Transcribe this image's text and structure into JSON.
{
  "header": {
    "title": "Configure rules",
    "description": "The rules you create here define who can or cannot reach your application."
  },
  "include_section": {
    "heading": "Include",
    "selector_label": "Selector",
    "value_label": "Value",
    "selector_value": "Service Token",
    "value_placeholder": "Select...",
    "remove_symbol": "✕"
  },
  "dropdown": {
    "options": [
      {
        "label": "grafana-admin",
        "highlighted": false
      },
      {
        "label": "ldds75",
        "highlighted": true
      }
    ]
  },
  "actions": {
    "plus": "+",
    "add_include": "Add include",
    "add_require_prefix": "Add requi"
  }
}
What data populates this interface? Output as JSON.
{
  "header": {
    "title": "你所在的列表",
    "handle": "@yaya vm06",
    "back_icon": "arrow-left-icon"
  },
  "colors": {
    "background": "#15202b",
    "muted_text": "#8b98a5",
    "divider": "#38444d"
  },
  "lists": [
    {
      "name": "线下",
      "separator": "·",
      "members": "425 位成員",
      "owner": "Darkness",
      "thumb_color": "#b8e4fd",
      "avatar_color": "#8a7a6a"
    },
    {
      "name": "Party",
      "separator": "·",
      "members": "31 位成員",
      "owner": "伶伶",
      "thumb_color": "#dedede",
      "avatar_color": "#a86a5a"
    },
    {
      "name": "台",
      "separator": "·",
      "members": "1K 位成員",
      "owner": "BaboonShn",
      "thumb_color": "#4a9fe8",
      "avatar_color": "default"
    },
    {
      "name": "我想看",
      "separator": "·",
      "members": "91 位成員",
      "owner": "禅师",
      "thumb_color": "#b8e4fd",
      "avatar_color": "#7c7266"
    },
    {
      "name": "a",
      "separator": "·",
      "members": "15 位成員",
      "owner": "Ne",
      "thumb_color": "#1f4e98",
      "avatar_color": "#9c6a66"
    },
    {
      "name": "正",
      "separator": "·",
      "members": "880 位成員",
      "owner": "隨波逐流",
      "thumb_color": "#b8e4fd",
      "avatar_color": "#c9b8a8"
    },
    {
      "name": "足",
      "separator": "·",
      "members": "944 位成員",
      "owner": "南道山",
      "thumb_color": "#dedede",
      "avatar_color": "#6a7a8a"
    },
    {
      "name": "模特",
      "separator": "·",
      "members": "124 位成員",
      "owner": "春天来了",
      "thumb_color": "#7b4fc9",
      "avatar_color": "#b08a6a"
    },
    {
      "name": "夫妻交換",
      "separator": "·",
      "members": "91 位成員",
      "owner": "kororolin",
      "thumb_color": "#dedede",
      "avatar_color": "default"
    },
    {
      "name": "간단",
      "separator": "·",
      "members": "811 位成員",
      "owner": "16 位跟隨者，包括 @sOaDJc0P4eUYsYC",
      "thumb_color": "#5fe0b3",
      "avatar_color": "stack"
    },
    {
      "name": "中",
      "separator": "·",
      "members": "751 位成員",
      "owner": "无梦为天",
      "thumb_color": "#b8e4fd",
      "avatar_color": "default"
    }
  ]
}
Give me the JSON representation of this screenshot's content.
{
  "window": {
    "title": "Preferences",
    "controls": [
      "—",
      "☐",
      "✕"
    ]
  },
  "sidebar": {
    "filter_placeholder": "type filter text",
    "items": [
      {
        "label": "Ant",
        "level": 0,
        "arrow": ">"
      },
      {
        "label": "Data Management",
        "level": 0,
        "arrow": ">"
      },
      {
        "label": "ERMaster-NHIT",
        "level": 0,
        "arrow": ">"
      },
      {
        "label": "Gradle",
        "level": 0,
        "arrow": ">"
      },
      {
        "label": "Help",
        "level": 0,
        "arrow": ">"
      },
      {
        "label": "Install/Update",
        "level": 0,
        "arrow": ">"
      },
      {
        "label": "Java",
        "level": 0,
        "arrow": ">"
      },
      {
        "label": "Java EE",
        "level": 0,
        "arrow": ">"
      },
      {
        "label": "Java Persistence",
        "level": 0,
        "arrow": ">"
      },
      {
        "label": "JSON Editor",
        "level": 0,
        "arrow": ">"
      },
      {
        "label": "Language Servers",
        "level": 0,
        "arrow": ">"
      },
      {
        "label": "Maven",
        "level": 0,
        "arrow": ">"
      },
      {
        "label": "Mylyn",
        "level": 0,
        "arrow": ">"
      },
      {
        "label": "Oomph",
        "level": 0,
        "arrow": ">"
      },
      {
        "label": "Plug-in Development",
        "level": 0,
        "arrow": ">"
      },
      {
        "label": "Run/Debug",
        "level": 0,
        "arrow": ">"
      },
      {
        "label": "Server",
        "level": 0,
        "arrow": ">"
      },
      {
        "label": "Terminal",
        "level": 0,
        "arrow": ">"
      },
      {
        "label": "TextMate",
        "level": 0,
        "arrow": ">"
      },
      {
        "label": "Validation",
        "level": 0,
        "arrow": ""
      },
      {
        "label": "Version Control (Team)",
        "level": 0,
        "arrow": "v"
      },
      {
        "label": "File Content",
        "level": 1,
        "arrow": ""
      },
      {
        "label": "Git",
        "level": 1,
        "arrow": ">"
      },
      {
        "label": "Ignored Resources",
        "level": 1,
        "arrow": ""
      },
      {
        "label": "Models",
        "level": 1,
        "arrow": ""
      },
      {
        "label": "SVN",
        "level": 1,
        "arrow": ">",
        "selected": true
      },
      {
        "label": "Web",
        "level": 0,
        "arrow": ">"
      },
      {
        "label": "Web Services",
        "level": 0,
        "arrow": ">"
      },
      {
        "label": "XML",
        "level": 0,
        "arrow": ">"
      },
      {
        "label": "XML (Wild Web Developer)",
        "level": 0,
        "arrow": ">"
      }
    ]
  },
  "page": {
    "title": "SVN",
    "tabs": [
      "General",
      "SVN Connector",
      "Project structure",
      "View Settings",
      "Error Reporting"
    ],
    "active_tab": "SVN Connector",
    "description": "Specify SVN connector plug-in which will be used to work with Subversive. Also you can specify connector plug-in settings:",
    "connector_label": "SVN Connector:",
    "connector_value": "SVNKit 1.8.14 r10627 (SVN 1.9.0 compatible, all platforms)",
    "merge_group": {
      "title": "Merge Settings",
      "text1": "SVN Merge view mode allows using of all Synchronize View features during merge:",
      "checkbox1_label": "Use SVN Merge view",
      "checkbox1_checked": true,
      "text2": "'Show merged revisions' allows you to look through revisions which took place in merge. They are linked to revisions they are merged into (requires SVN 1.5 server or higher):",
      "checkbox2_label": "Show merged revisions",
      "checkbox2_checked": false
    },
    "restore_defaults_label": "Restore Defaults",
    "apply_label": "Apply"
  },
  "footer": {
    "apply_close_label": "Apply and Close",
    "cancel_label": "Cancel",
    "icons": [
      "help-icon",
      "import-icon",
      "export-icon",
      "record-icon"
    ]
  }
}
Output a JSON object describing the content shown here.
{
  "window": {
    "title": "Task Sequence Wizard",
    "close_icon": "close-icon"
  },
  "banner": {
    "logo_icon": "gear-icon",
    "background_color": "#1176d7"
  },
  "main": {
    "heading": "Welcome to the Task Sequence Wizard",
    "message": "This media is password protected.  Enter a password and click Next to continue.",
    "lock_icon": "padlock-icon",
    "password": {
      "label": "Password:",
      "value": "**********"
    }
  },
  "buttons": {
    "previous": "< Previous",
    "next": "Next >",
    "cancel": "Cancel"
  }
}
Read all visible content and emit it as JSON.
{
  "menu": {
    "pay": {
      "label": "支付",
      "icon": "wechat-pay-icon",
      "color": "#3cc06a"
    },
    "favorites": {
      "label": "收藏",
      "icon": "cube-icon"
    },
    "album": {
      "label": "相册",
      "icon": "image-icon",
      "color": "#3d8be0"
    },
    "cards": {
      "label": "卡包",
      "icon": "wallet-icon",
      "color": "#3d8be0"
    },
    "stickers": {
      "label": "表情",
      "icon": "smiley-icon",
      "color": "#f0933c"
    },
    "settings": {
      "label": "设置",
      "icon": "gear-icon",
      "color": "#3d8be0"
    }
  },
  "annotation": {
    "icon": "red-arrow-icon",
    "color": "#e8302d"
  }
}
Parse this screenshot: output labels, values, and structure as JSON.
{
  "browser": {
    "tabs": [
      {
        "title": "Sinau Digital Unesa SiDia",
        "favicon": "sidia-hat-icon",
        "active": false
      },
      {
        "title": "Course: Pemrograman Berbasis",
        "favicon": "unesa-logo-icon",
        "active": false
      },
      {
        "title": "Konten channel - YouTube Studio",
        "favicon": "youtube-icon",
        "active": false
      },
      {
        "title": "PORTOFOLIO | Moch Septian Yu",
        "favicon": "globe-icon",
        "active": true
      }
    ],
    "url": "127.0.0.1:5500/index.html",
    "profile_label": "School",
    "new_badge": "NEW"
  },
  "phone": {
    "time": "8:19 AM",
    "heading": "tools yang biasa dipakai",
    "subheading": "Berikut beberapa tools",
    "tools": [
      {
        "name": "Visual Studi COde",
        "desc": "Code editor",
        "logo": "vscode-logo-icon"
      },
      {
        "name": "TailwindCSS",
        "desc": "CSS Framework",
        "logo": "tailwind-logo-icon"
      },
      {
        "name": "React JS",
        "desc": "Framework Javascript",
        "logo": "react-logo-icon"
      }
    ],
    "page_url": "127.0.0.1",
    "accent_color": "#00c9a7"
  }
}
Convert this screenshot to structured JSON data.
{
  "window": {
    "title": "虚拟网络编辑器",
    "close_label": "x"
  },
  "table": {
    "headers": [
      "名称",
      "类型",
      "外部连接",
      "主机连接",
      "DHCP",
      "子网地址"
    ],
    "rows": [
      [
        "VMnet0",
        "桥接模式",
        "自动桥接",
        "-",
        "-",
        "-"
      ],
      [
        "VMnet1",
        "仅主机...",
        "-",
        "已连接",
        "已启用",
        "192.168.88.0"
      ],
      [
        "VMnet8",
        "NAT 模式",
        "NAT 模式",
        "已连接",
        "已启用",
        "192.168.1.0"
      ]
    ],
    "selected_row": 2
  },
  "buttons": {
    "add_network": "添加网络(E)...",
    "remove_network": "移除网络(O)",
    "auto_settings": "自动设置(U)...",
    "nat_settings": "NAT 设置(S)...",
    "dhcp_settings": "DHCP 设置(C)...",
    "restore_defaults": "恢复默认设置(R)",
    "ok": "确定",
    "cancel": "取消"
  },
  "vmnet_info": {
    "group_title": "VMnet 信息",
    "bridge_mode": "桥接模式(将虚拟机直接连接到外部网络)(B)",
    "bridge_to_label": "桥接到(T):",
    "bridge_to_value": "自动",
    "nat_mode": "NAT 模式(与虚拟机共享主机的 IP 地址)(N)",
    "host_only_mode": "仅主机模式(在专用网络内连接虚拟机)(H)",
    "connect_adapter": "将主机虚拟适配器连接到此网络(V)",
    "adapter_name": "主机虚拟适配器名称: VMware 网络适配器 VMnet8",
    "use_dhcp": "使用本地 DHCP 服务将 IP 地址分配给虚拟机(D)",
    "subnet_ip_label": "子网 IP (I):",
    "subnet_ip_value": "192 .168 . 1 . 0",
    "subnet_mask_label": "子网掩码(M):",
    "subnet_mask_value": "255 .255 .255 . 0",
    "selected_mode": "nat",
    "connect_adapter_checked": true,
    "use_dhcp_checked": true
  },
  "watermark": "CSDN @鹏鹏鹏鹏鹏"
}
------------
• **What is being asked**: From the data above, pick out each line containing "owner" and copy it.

• **Solution to this exercise**:
      "owner": "Darkness",
      "owner": "伶伶",
      "owner": "BaboonShn",
      "owner": "禅师",
      "owner": "Ne",
      "owner": "隨波逐流",
      "owner": "南道山",
      "owner": "春天来了",
      "owner": "kororolin",
      "owner": "16 位跟隨者，包括 @sOaDJc0P4eUYsYC",
      "owner": "无梦为天",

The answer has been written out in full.